Good & Bad PR 3 minute read
Good PR of the week
BrewDog reveals all
They are not everybody’s cup of craft beer, but BrewDog’s founders, with the help of Manifest Comms, pulled off another PR stunt this week, projecting a 60ft image of their naked bodies onto the Houses of Parliament, in homage to Gail Porter in the late 1990s. The “painting the town blue” campaign also included messages projected onto Battersea Power Station and Marble Arch.
I’ve seen quite a few fans of the brewery ask why it doesn’t just stick to creating good beer, but as we all know, if it wasn’t for the stunts the company is becoming known for, half the people drinking the beer would never have heard about the brand and bought into its values in the first place. Anywho, here’s the moneyshot:
LG and Coke stunt videos
And now, because I have a couple of video stunts for you, I’ll keep my waffle relatively short.
Here’s one from LG, aiming to demonstrate the lifelike clarity of its new monitors:
And here’s one from Coca Cola Zero, in which it gives “members of the public“ (you’ll see) the chance to win tickets to watch the new James Bond movie, Skyfall – if they can run through the train station in under 70 seconds. Well worth a watch:
Bad PR of the week
Zynga’s exit strategy backfires
While Apple was busy shilling its latest Product You Don’t Need™, Zynga, the online game company behind FarmVille, was busy telling more than 100 employees to pack their desks and get out.
The workers were informed they had a couple of hours to leave – a request that coincided with the Apple event all too coincidentally for the online public, who quickly shared the messages tweeted by ex-Apple designer Justin Maxwell:
The job losses were confirmed by Gamasutra here, an article that also includes the internal memo sent out by CEO Marc Pincus.

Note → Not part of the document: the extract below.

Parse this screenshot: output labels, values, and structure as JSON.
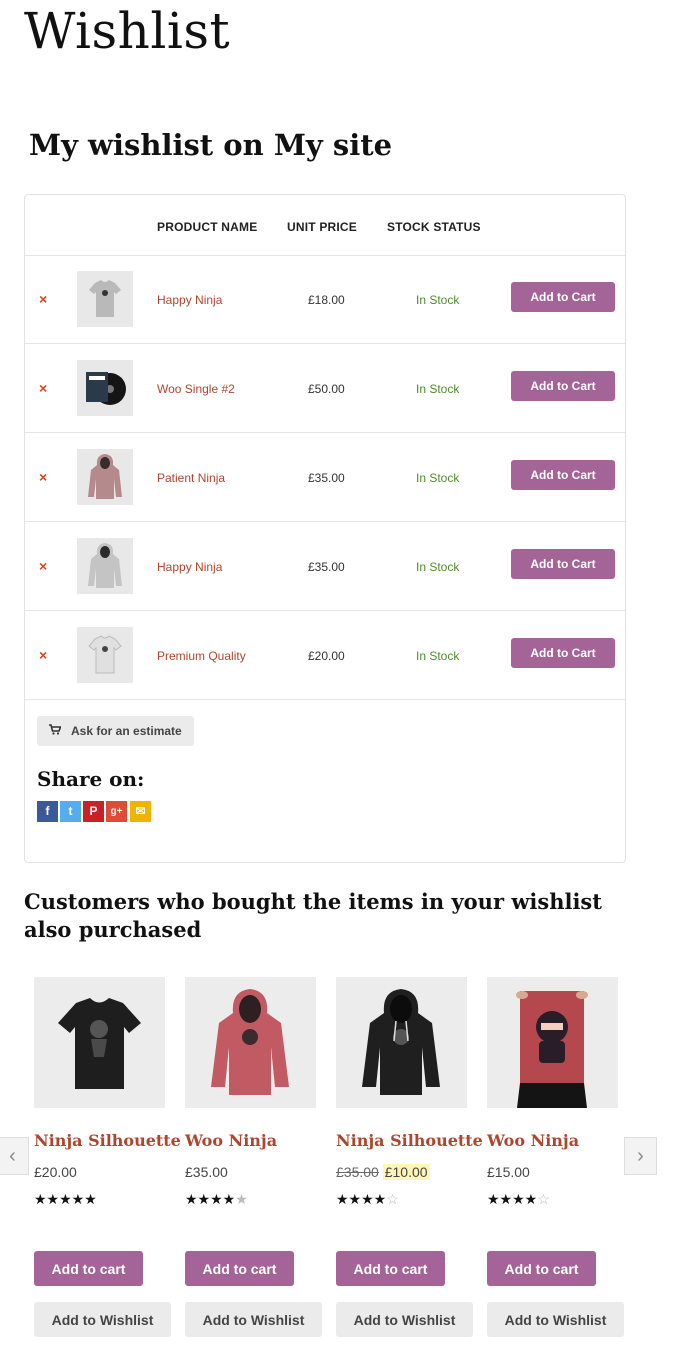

Zynga share prices dropped and nobody seemed pleased with the company.
I mean, nobody likes making redundancies, but the problem here is that it was so obviously timed to happen during the Apple event in the hope that the news would be lost under the sycophantic cries of “ERMAHGERD this new product is a WHOLE 2.5 per cent smaller, honey, sell the children, I need this in my life“.
When one person can, with one quick tweet, share a story quicker and wider than any newspaper on the planet can, we have to agree that companies just don’t have the comfort of being able to bury bad news anymore.
Zynga could have avoided the majority of hatred towards it if only it hadn’t tried to take this the back-door route.
Have you seen any good or bad PR?
Good and Bad PR is a feature on the blog of 10 Yetis PR Agency.